◆ Work order
Where does the string "logo" occur in the records? Copy each line that holds it.

◆ Exercise inputs
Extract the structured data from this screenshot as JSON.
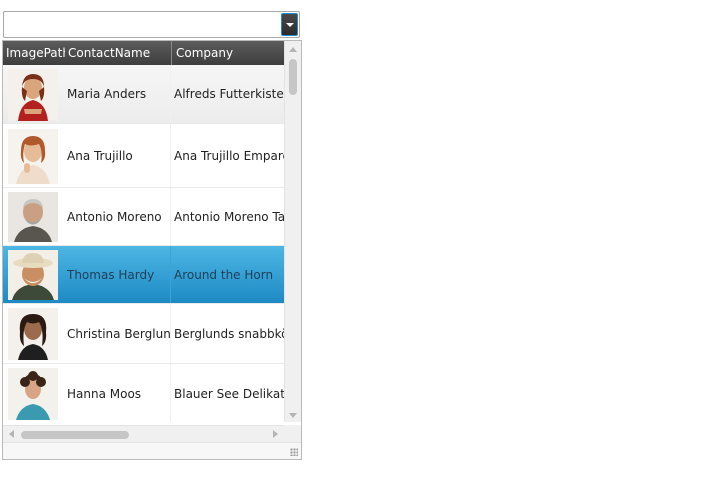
{
  "combo": {
    "value": "",
    "placeholder": ""
  },
  "grid": {
    "columns": [
      "ImagePath",
      "ContactName",
      "Company"
    ],
    "rows": [
      {
        "contact": "Maria Anders",
        "company": "Alfreds Futterkiste",
        "photo": "maria-anders-photo",
        "state": "alt"
      },
      {
        "contact": "Ana Trujillo",
        "company": "Ana Trujillo Emparedados",
        "photo": "ana-trujillo-photo",
        "state": "normal"
      },
      {
        "contact": "Antonio Moreno",
        "company": "Antonio Moreno Taquería",
        "photo": "antonio-moreno-photo",
        "state": "normal"
      },
      {
        "contact": "Thomas Hardy",
        "company": "Around the Horn",
        "photo": "thomas-hardy-photo",
        "state": "selected"
      },
      {
        "contact": "Christina Berglund",
        "company": "Berglunds snabbköp",
        "photo": "christina-berglund-photo",
        "state": "normal"
      },
      {
        "contact": "Hanna Moos",
        "company": "Blauer See Delikatessen",
        "photo": "hanna-moos-photo",
        "state": "normal"
      }
    ]
  },
  "colors": {
    "header": "#4a4a4a",
    "selected": "#2fa0d6",
    "dropdown_accent": "#1f8ed8"
  },
  "icons": {
    "dropdown": "chevron-down-icon",
    "scroll_up": "scroll-up-icon",
    "scroll_down": "scroll-down-icon",
    "scroll_left": "scroll-left-icon",
    "scroll_right": "scroll-right-icon",
    "resize": "resize-grip-icon"
  }
}
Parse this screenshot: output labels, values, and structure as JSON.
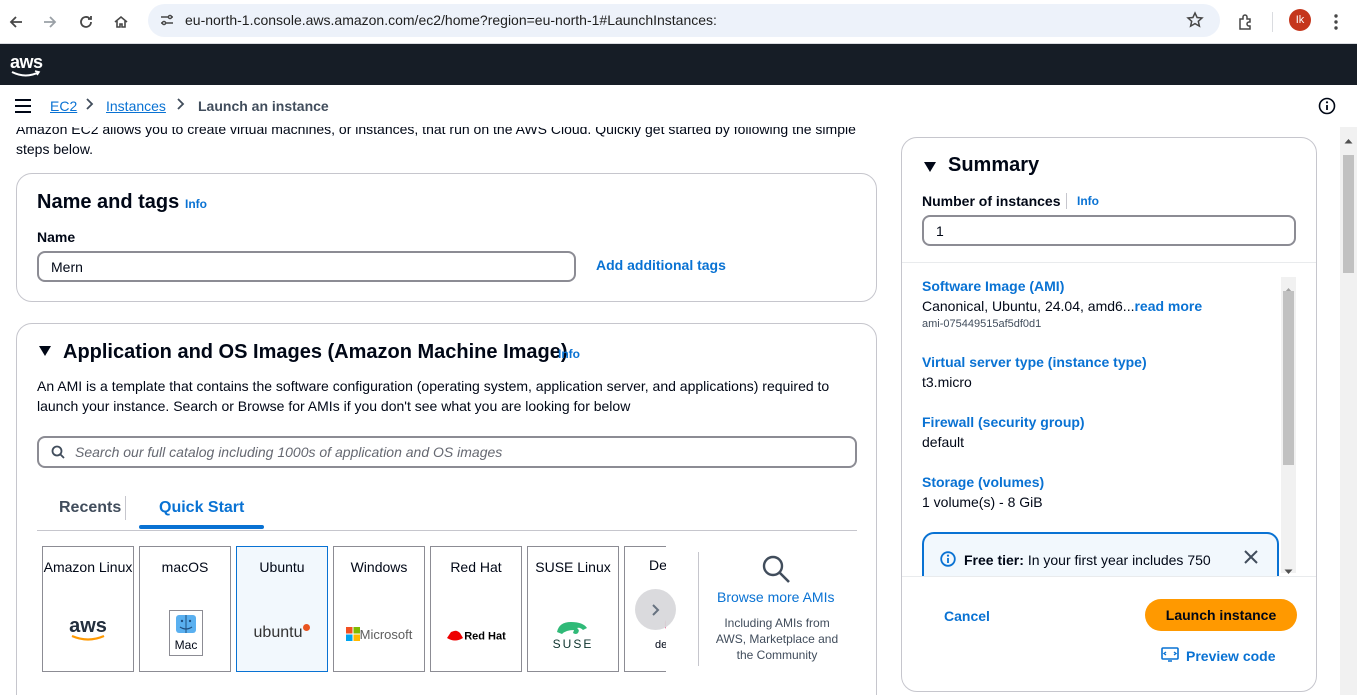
{
  "browser": {
    "url": "eu-north-1.console.aws.amazon.com/ec2/home?region=eu-north-1#LaunchInstances:",
    "avatar_initials": "Ik"
  },
  "aws_header": {
    "logo": "aws"
  },
  "breadcrumb": {
    "items": [
      "EC2",
      "Instances",
      "Launch an instance"
    ]
  },
  "intro_text": "Amazon EC2 allows you to create virtual machines, or instances, that run on the AWS Cloud. Quickly get started by following the simple steps below.",
  "name_tags": {
    "title": "Name and tags",
    "info": "Info",
    "name_label": "Name",
    "name_value": "Mern",
    "add_tags": "Add additional tags"
  },
  "ami": {
    "title": "Application and OS Images (Amazon Machine Image)",
    "info": "Info",
    "description": "An AMI is a template that contains the software configuration (operating system, application server, and applications) required to launch your instance. Search or Browse for AMIs if you don't see what you are looking for below",
    "search_placeholder": "Search our full catalog including 1000s of application and OS images",
    "tabs": [
      "Recents",
      "Quick Start"
    ],
    "tiles": [
      {
        "label": "Amazon Linux",
        "logo": "aws"
      },
      {
        "label": "macOS",
        "logo": "Mac"
      },
      {
        "label": "Ubuntu",
        "logo": "ubuntu"
      },
      {
        "label": "Windows",
        "logo": "Microsoft"
      },
      {
        "label": "Red Hat",
        "logo": "Red Hat"
      },
      {
        "label": "SUSE Linux",
        "logo": "SUSE"
      },
      {
        "label": "De",
        "logo": "de"
      }
    ],
    "browse_more": "Browse more AMIs",
    "browse_sub": "Including AMIs from AWS, Marketplace and the Community"
  },
  "summary": {
    "title": "Summary",
    "num_label": "Number of instances",
    "num_info": "Info",
    "num_value": "1",
    "items": [
      {
        "key": "Software Image (AMI)",
        "value": "Canonical, Ubuntu, 24.04, amd6...",
        "link": "read more",
        "sub": "ami-075449515af5df0d1"
      },
      {
        "key": "Virtual server type (instance type)",
        "value": "t3.micro"
      },
      {
        "key": "Firewall (security group)",
        "value": "default"
      },
      {
        "key": "Storage (volumes)",
        "value": "1 volume(s) - 8 GiB"
      }
    ],
    "free_tier_label": "Free tier:",
    "free_tier_text": "In your first year includes 750",
    "cancel": "Cancel",
    "launch": "Launch instance",
    "preview": "Preview code"
  },
  "colors": {
    "link": "#0972d3",
    "primary_button": "#ff9900",
    "header_bg": "#161d26"
  }
}
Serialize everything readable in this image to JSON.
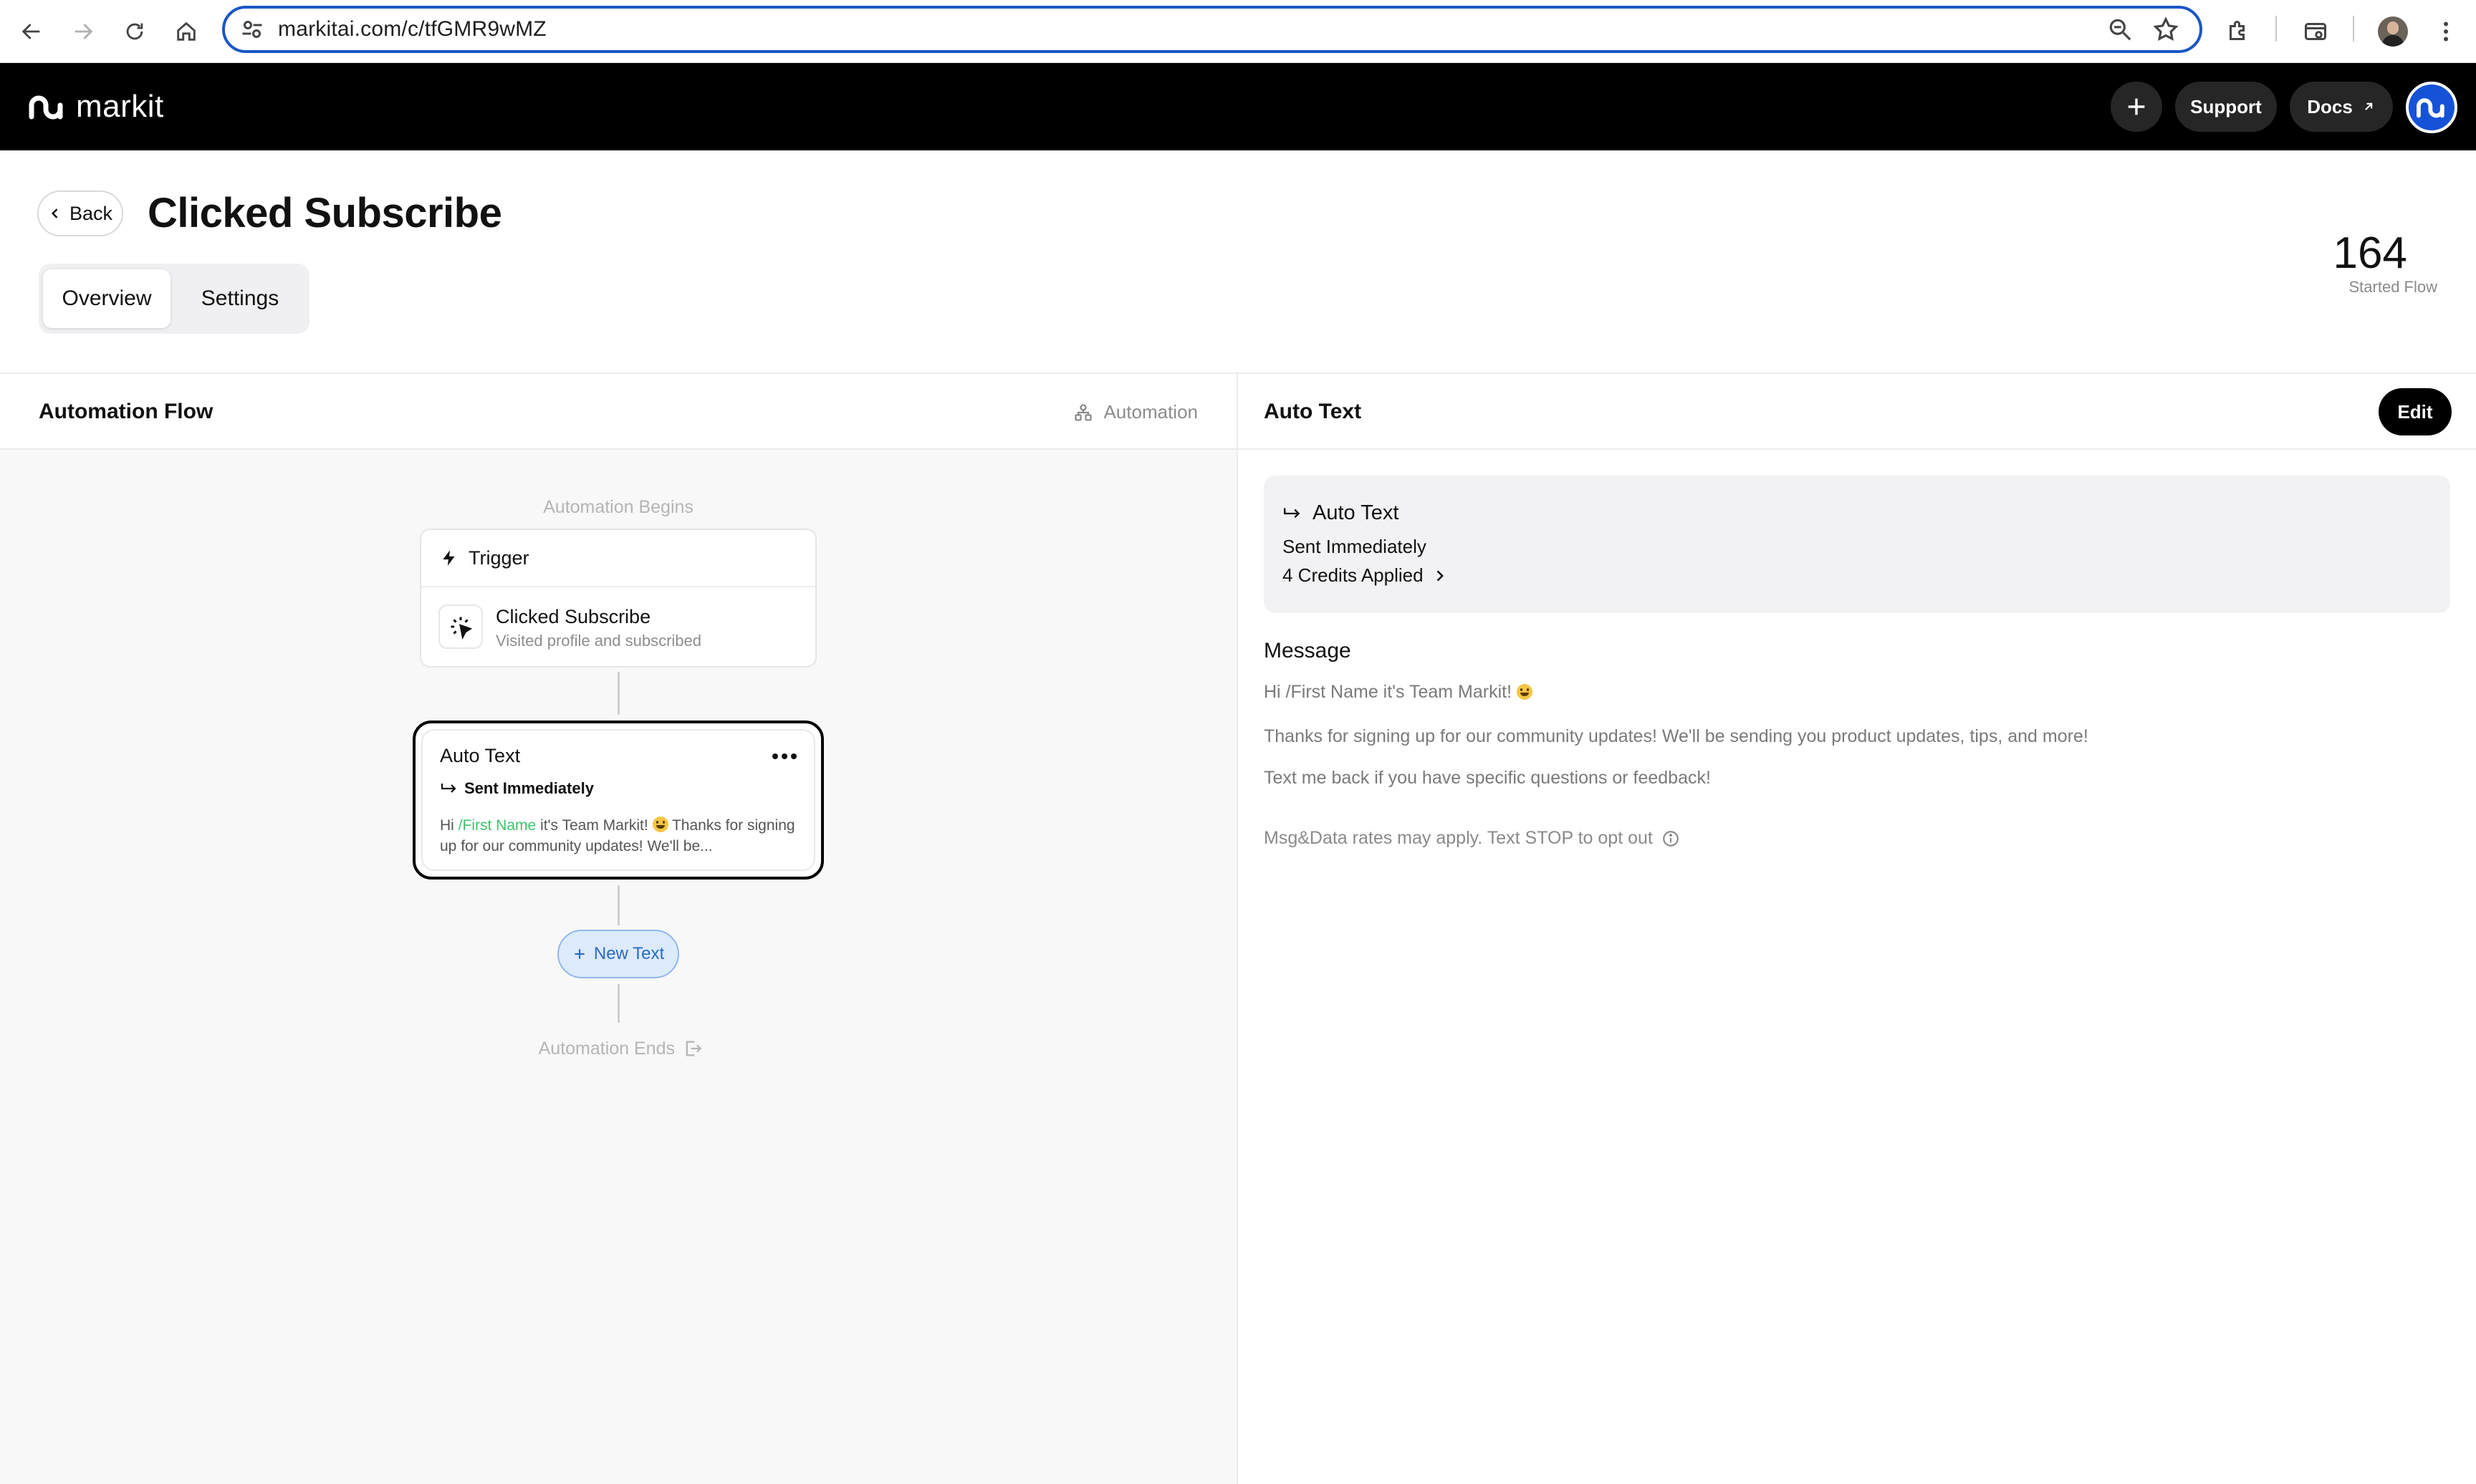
{
  "browser": {
    "url": "markitai.com/c/tfGMR9wMZ"
  },
  "header": {
    "brand": "markit",
    "support_label": "Support",
    "docs_label": "Docs"
  },
  "page": {
    "back_label": "Back",
    "title": "Clicked Subscribe",
    "tabs": [
      {
        "label": "Overview",
        "active": true
      },
      {
        "label": "Settings",
        "active": false
      }
    ],
    "stat": {
      "value": "164",
      "label": "Started Flow"
    }
  },
  "flow": {
    "panel_title": "Automation Flow",
    "panel_tag": "Automation",
    "begins_label": "Automation Begins",
    "trigger": {
      "header": "Trigger",
      "name": "Clicked Subscribe",
      "description": "Visited profile and subscribed"
    },
    "step": {
      "title": "Auto Text",
      "timing": "Sent Immediately",
      "preview_prefix": "Hi ",
      "preview_variable": "/First Name",
      "preview_mid": " it's Team Markit! ",
      "preview_rest": " Thanks for signing up for our community updates! We'll be..."
    },
    "new_text_label": "New Text",
    "ends_label": "Automation Ends"
  },
  "detail": {
    "title": "Auto Text",
    "edit_label": "Edit",
    "summary": {
      "name": "Auto Text",
      "timing": "Sent Immediately",
      "credits": "4 Credits Applied"
    },
    "message_heading": "Message",
    "message_lines": [
      "Hi /First Name it's Team Markit!",
      "Thanks for signing up for our community updates! We'll be sending you product updates, tips, and more!",
      "Text me back if you have specific questions or feedback!"
    ],
    "disclaimer": "Msg&Data rates may apply. Text STOP to opt out"
  },
  "colors": {
    "accent_blue": "#1652d8",
    "variable_green": "#3fc16c",
    "header_black": "#000000"
  },
  "icons": [
    "back-arrow-icon",
    "forward-arrow-icon",
    "reload-icon",
    "home-icon",
    "site-settings-icon",
    "zoom-icon",
    "star-icon",
    "extensions-icon",
    "tab-search-icon",
    "kebab-menu-icon",
    "plus-icon",
    "external-link-icon",
    "chevron-left-icon",
    "automation-icon",
    "lightning-icon",
    "click-cursor-icon",
    "ellipsis-icon",
    "reply-arrow-icon",
    "exit-icon",
    "chevron-right-icon",
    "info-icon",
    "smile-emoji-icon"
  ]
}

◆ Response
    "logo": "aws"
        "logo": "aws"
        "logo": "Mac"
        "logo": "ubuntu"
        "logo": "Microsoft"
        "logo": "Red Hat"
        "logo": "SUSE"
        "logo": "de"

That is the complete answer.